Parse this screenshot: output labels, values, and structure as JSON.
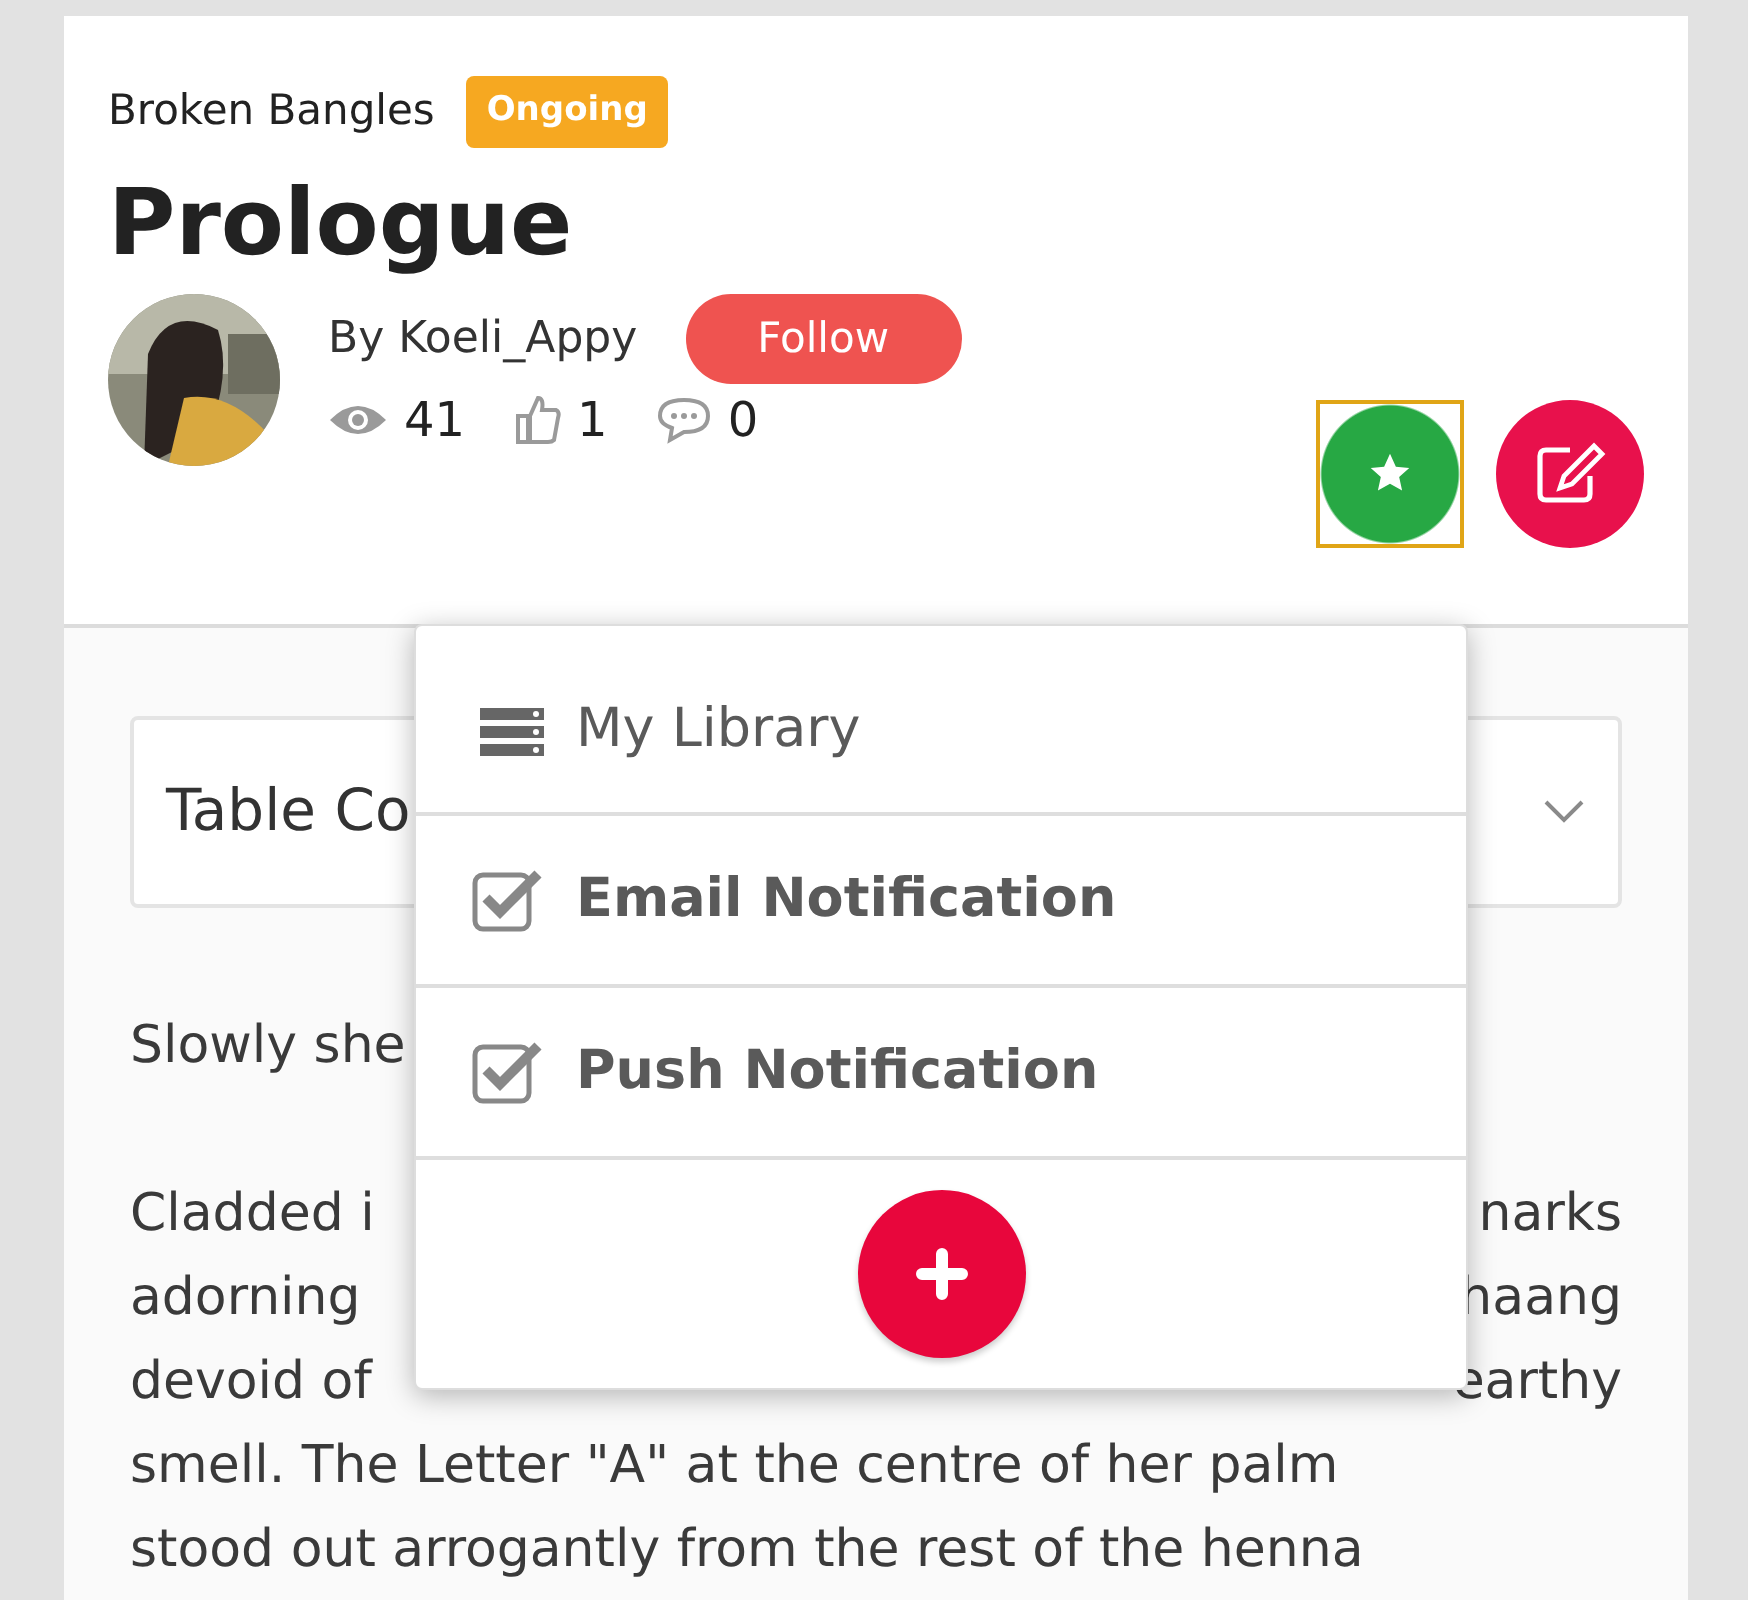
{
  "story": {
    "title": "Broken Bangles",
    "status": "Ongoing"
  },
  "chapter": {
    "title": "Prologue"
  },
  "author": {
    "byline": "By Koeli_Appy",
    "follow_button": "Follow"
  },
  "stats": [
    {
      "kind": "views",
      "value": "41"
    },
    {
      "kind": "likes",
      "value": "1"
    },
    {
      "kind": "comments",
      "value": "0"
    }
  ],
  "actions": [
    {
      "kind": "star",
      "focused": true
    },
    {
      "kind": "edit",
      "focused": false
    }
  ],
  "table_of_contents": {
    "label": "Table Co"
  },
  "paragraphs": [
    {
      "lines": [
        {
          "left": "Slowly she"
        }
      ]
    },
    {
      "lines": [
        {
          "left": "Cladded i",
          "right": "narks"
        },
        {
          "left": "adorning",
          "right": "haang"
        },
        {
          "left": "devoid of",
          "right": "earthy"
        },
        {
          "text": "smell. The Letter \"A\" at the centre of her palm"
        },
        {
          "text": "stood out arrogantly from the rest of the henna"
        }
      ]
    }
  ],
  "menu": {
    "items": [
      {
        "kind": "link",
        "label": "My Library"
      },
      {
        "kind": "check",
        "label": "Email Notification",
        "checked": true
      },
      {
        "kind": "check",
        "label": "Push Notification",
        "checked": true
      }
    ]
  }
}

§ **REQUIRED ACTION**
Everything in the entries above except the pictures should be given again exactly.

§ **RESPONSE BOX**
Parse this screenshot: output labels, values, and structure as JSON.
{
  "story": {
    "title": "Broken Bangles",
    "status": "Ongoing"
  },
  "chapter": {
    "title": "Prologue"
  },
  "author": {
    "byline": "By Koeli_Appy",
    "follow_button": "Follow"
  },
  "stats": [
    {
      "kind": "views",
      "value": "41"
    },
    {
      "kind": "likes",
      "value": "1"
    },
    {
      "kind": "comments",
      "value": "0"
    }
  ],
  "actions": [
    {
      "kind": "star",
      "focused": true
    },
    {
      "kind": "edit",
      "focused": false
    }
  ],
  "table_of_contents": {
    "label": "Table Co"
  },
  "paragraphs": [
    {
      "lines": [
        {
          "left": "Slowly she"
        }
      ]
    },
    {
      "lines": [
        {
          "left": "Cladded i",
          "right": "narks"
        },
        {
          "left": "adorning",
          "right": "haang"
        },
        {
          "left": "devoid of",
          "right": "earthy"
        },
        {
          "text": "smell. The Letter \"A\" at the centre of her palm"
        },
        {
          "text": "stood out arrogantly from the rest of the henna"
        }
      ]
    }
  ],
  "menu": {
    "items": [
      {
        "kind": "link",
        "label": "My Library"
      },
      {
        "kind": "check",
        "label": "Email Notification",
        "checked": true
      },
      {
        "kind": "check",
        "label": "Push Notification",
        "checked": true
      }
    ]
  }
}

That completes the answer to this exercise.